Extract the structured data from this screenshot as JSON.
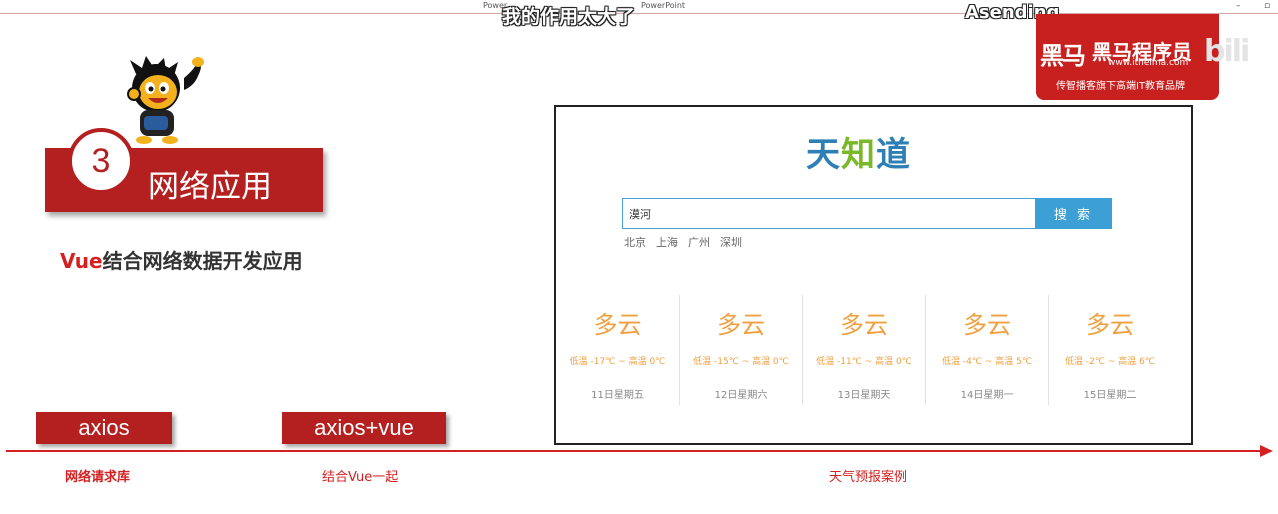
{
  "window": {
    "title": "Power",
    "app": "PowerPoint",
    "controls": [
      "–",
      "▫"
    ]
  },
  "caption": {
    "subtitle": "我的作用太大了",
    "username": "Asending"
  },
  "brand": {
    "logo": "黑马",
    "name": "黑马程序员",
    "url": "www.itheima.com",
    "slogan": "传智播客旗下高端IT教育品牌",
    "watermark": "bili"
  },
  "section": {
    "number": "3",
    "title": "网络应用",
    "subtitle_accent": "Vue",
    "subtitle_rest": "结合网络数据开发应用"
  },
  "weather_app": {
    "logo_parts": [
      "天",
      "知",
      "道"
    ],
    "search_value": "漠河",
    "search_button": "搜 索",
    "hot_cities": [
      "北京",
      "上海",
      "广州",
      "深圳"
    ],
    "forecast": [
      {
        "type": "多云",
        "temp": "低温 -17℃ ~ 高温 0℃",
        "date": "11日星期五"
      },
      {
        "type": "多云",
        "temp": "低温 -15℃ ~ 高温 0℃",
        "date": "12日星期六"
      },
      {
        "type": "多云",
        "temp": "低温 -11℃ ~ 高温 0℃",
        "date": "13日星期天"
      },
      {
        "type": "多云",
        "temp": "低温 -4℃ ~ 高温 5℃",
        "date": "14日星期一"
      },
      {
        "type": "多云",
        "temp": "低温 -2℃ ~ 高温 6℃",
        "date": "15日星期二"
      }
    ],
    "accent_color": "#3c9fd6",
    "weather_color": "#f0a040"
  },
  "timeline": {
    "tags": [
      "axios",
      "axios+vue"
    ],
    "labels": [
      "网络请求库",
      "结合Vue一起",
      "天气预报案例"
    ],
    "color": "#d42020"
  }
}
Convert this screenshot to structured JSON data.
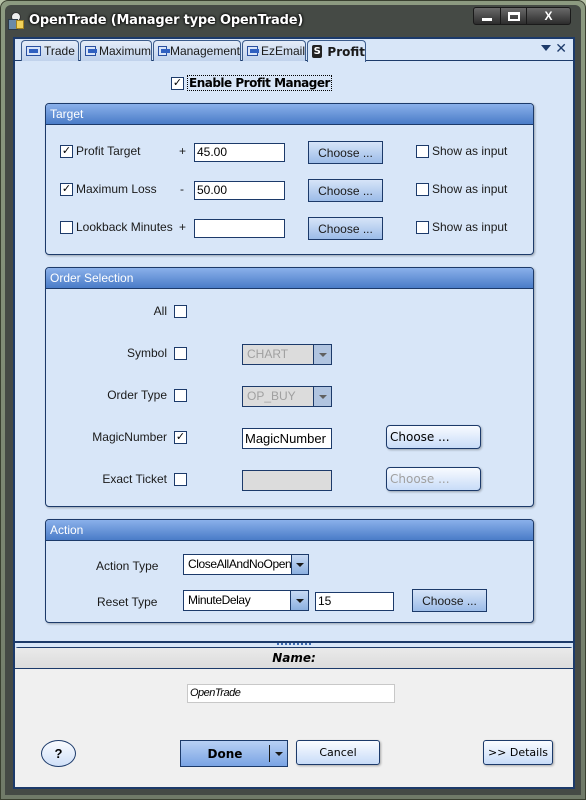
{
  "window": {
    "title": "OpenTrade (Manager type OpenTrade)",
    "controls": {
      "minimize": "minimize",
      "maximize": "maximize",
      "close": "X"
    }
  },
  "tabs": [
    {
      "label": "Trade",
      "icon": "window-icon",
      "active": false
    },
    {
      "label": "Maximum",
      "icon": "window-icon",
      "active": false
    },
    {
      "label": "Management",
      "icon": "window-icon",
      "active": false
    },
    {
      "label": "EzEmail",
      "icon": "window-icon",
      "active": false
    },
    {
      "label": "Profit",
      "icon": "S",
      "active": true
    }
  ],
  "tab_actions": {
    "menu": "▼",
    "close": "✕"
  },
  "enable": {
    "label": "Enable Profit Manager",
    "checked": true
  },
  "target": {
    "title": "Target",
    "rows": [
      {
        "label": "Profit Target",
        "checked": true,
        "sign": "+",
        "value": "45.00",
        "choose": "Choose ...",
        "show_label": "Show as input",
        "show_checked": false
      },
      {
        "label": "Maximum Loss",
        "checked": true,
        "sign": "-",
        "value": "50.00",
        "choose": "Choose ...",
        "show_label": "Show as input",
        "show_checked": false
      },
      {
        "label": "Lookback Minutes",
        "checked": false,
        "sign": "+",
        "value": "",
        "choose": "Choose ...",
        "show_label": "Show as input",
        "show_checked": false
      }
    ]
  },
  "order_selection": {
    "title": "Order Selection",
    "all": {
      "label": "All",
      "checked": false
    },
    "symbol": {
      "label": "Symbol",
      "checked": false,
      "value": "CHART"
    },
    "order_type": {
      "label": "Order Type",
      "checked": false,
      "value": "OP_BUY"
    },
    "magic_number": {
      "label": "MagicNumber",
      "checked": true,
      "value": "MagicNumber",
      "choose": "Choose ..."
    },
    "exact_ticket": {
      "label": "Exact Ticket",
      "checked": false,
      "value": "",
      "choose": "Choose ..."
    }
  },
  "action": {
    "title": "Action",
    "action_type": {
      "label": "Action Type",
      "value": "CloseAllAndNoOpen"
    },
    "reset_type": {
      "label": "Reset Type",
      "value": "MinuteDelay",
      "amount": "15",
      "choose": "Choose ..."
    }
  },
  "name_panel": {
    "header": "Name:",
    "value": "OpenTrade"
  },
  "footer": {
    "help": "?",
    "done": "Done",
    "cancel": "Cancel",
    "details": ">> Details"
  },
  "check_glyph": "✓"
}
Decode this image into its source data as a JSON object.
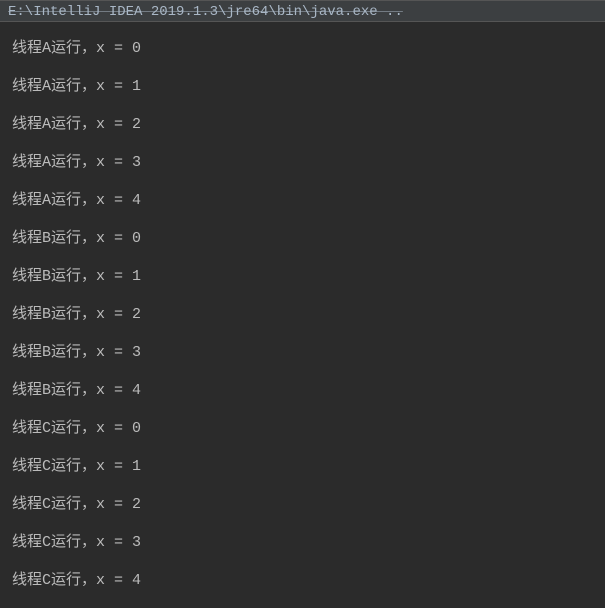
{
  "header": {
    "command_path": "E:\\IntelliJ IDEA 2019.1.3\\jre64\\bin\\java.exe  .."
  },
  "output": {
    "lines": [
      "线程A运行，x = 0",
      "线程A运行，x = 1",
      "线程A运行，x = 2",
      "线程A运行，x = 3",
      "线程A运行，x = 4",
      "线程B运行，x = 0",
      "线程B运行，x = 1",
      "线程B运行，x = 2",
      "线程B运行，x = 3",
      "线程B运行，x = 4",
      "线程C运行，x = 0",
      "线程C运行，x = 1",
      "线程C运行，x = 2",
      "线程C运行，x = 3",
      "线程C运行，x = 4"
    ]
  }
}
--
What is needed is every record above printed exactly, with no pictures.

ANSWER SECTION -
Extract the structured data from this screenshot as JSON.
{
  "window": {
    "title": "Power",
    "app": "PowerPoint",
    "controls": [
      "–",
      "▫"
    ]
  },
  "caption": {
    "subtitle": "我的作用太大了",
    "username": "Asending"
  },
  "brand": {
    "logo": "黑马",
    "name": "黑马程序员",
    "url": "www.itheima.com",
    "slogan": "传智播客旗下高端IT教育品牌",
    "watermark": "bili"
  },
  "section": {
    "number": "3",
    "title": "网络应用",
    "subtitle_accent": "Vue",
    "subtitle_rest": "结合网络数据开发应用"
  },
  "weather_app": {
    "logo_parts": [
      "天",
      "知",
      "道"
    ],
    "search_value": "漠河",
    "search_button": "搜 索",
    "hot_cities": [
      "北京",
      "上海",
      "广州",
      "深圳"
    ],
    "forecast": [
      {
        "type": "多云",
        "temp": "低温 -17℃ ~ 高温 0℃",
        "date": "11日星期五"
      },
      {
        "type": "多云",
        "temp": "低温 -15℃ ~ 高温 0℃",
        "date": "12日星期六"
      },
      {
        "type": "多云",
        "temp": "低温 -11℃ ~ 高温 0℃",
        "date": "13日星期天"
      },
      {
        "type": "多云",
        "temp": "低温 -4℃ ~ 高温 5℃",
        "date": "14日星期一"
      },
      {
        "type": "多云",
        "temp": "低温 -2℃ ~ 高温 6℃",
        "date": "15日星期二"
      }
    ],
    "accent_color": "#3c9fd6",
    "weather_color": "#f0a040"
  },
  "timeline": {
    "tags": [
      "axios",
      "axios+vue"
    ],
    "labels": [
      "网络请求库",
      "结合Vue一起",
      "天气预报案例"
    ],
    "color": "#d42020"
  }
}
Convert this screenshot to structured JSON data.
{
  "window": {
    "title": "OpenTrade (Manager type OpenTrade)",
    "controls": {
      "minimize": "minimize",
      "maximize": "maximize",
      "close": "X"
    }
  },
  "tabs": [
    {
      "label": "Trade",
      "icon": "window-icon",
      "active": false
    },
    {
      "label": "Maximum",
      "icon": "window-icon",
      "active": false
    },
    {
      "label": "Management",
      "icon": "window-icon",
      "active": false
    },
    {
      "label": "EzEmail",
      "icon": "window-icon",
      "active": false
    },
    {
      "label": "Profit",
      "icon": "S",
      "active": true
    }
  ],
  "tab_actions": {
    "menu": "▼",
    "close": "✕"
  },
  "enable": {
    "label": "Enable Profit Manager",
    "checked": true
  },
  "target": {
    "title": "Target",
    "rows": [
      {
        "label": "Profit Target",
        "checked": true,
        "sign": "+",
        "value": "45.00",
        "choose": "Choose ...",
        "show_label": "Show as input",
        "show_checked": false
      },
      {
        "label": "Maximum Loss",
        "checked": true,
        "sign": "-",
        "value": "50.00",
        "choose": "Choose ...",
        "show_label": "Show as input",
        "show_checked": false
      },
      {
        "label": "Lookback Minutes",
        "checked": false,
        "sign": "+",
        "value": "",
        "choose": "Choose ...",
        "show_label": "Show as input",
        "show_checked": false
      }
    ]
  },
  "order_selection": {
    "title": "Order Selection",
    "all": {
      "label": "All",
      "checked": false
    },
    "symbol": {
      "label": "Symbol",
      "checked": false,
      "value": "CHART"
    },
    "order_type": {
      "label": "Order Type",
      "checked": false,
      "value": "OP_BUY"
    },
    "magic_number": {
      "label": "MagicNumber",
      "checked": true,
      "value": "MagicNumber",
      "choose": "Choose ..."
    },
    "exact_ticket": {
      "label": "Exact Ticket",
      "checked": false,
      "value": "",
      "choose": "Choose ..."
    }
  },
  "action": {
    "title": "Action",
    "action_type": {
      "label": "Action Type",
      "value": "CloseAllAndNoOpen"
    },
    "reset_type": {
      "label": "Reset Type",
      "value": "MinuteDelay",
      "amount": "15",
      "choose": "Choose ..."
    }
  },
  "name_panel": {
    "header": "Name:",
    "value": "OpenTrade"
  },
  "footer": {
    "help": "?",
    "done": "Done",
    "cancel": "Cancel",
    "details": ">> Details"
  },
  "check_glyph": "✓"
}
Decode this image into its source data as a JSON object.
{
  "header": {
    "command_path": "E:\\IntelliJ IDEA 2019.1.3\\jre64\\bin\\java.exe  .."
  },
  "output": {
    "lines": [
      "线程A运行，x = 0",
      "线程A运行，x = 1",
      "线程A运行，x = 2",
      "线程A运行，x = 3",
      "线程A运行，x = 4",
      "线程B运行，x = 0",
      "线程B运行，x = 1",
      "线程B运行，x = 2",
      "线程B运行，x = 3",
      "线程B运行，x = 4",
      "线程C运行，x = 0",
      "线程C运行，x = 1",
      "线程C运行，x = 2",
      "线程C运行，x = 3",
      "线程C运行，x = 4"
    ]
  }
}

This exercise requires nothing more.